On the whole then, I think there is occasionally some tendency to brighter colours in the male, independent of protection to the female sobering her colours; but how or why that occurs there is as yet no means of determining.
Sexual selection too may occasionally produce brighter colours as well as additional ornaments & weapons in the male;—but in the great mass of cases in which there is great differentiation of colour between the sexes I believe it is due almost wholly to the need of protection to the female. I am afraid I have written in a rambling manner, & shall be glad to have more discussion with you on the subject.
Yours very faithfully | Alfred R. Wallace
C. Darwin Esq.
- f1 6144.f1The year is established by the relationship between this letter and the letter to A. R. Wallace, 15 April .
- f2 6144.f2Thomas Clifford Allbutt.
- f3 6144.f3Wallace refers to his paper `A theory of birds' nests' (A. R. Wallace 1868). See letter to A. R. Wallace, 15 April  and n. 2.
- f4 6144.f4Wallace refers to the butterfly genus Euploea (crows); they are poisonous.

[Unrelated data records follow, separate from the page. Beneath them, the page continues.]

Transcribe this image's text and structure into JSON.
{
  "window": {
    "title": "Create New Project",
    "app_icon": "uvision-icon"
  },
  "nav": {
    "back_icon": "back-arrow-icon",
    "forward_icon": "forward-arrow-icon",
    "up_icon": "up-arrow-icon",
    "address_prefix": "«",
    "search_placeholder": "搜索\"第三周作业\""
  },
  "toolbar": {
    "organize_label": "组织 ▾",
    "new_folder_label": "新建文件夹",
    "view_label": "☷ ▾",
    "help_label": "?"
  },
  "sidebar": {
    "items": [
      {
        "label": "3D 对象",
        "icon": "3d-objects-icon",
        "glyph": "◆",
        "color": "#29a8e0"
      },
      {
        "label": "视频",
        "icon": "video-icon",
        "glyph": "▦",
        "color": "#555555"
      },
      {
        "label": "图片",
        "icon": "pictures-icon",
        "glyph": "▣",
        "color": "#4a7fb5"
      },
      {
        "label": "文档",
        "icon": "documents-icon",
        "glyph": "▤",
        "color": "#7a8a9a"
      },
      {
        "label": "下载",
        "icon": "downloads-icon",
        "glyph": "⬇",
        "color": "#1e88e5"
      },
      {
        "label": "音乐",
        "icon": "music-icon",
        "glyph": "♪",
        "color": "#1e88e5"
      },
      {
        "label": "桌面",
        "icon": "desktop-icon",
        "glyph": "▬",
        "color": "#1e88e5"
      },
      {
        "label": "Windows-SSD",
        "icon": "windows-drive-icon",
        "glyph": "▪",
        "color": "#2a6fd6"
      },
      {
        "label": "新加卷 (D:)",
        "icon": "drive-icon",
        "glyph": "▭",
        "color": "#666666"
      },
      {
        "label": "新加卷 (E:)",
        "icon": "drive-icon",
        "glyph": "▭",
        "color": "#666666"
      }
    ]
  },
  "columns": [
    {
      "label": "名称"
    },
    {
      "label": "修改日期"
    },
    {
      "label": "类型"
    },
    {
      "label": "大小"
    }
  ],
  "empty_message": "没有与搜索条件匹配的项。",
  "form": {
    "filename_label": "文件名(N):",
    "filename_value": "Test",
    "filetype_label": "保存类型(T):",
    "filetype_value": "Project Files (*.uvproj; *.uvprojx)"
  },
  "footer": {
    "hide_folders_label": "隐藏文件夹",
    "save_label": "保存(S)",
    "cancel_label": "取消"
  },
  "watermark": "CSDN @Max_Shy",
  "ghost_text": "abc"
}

- f5 6144.f5See letter to A. R. Wallace, 15 April  and n. 4.
- f6 6144.f6Wallace refers to the butterfly family Heliconidae (now the subfamily Heliconiinae of the family Nymphalidae).
- f7 6144.f7See letter to A. R. Wallace, 15 April .
- f8 6144.f8Wallace had discovered that females of several species of Pieris, whose members are typically white, resembled brightly coloured Heliconius species of the family Heliconidae (see A. R. Wallace 1866, p. 186).
- f9 6144.f9Diadema bolina, the common eggfly, and D. auge are now considered to be the same species, Hypolimnas bolina.
- f10 6144.f10Thomas Claverhill Jerdon.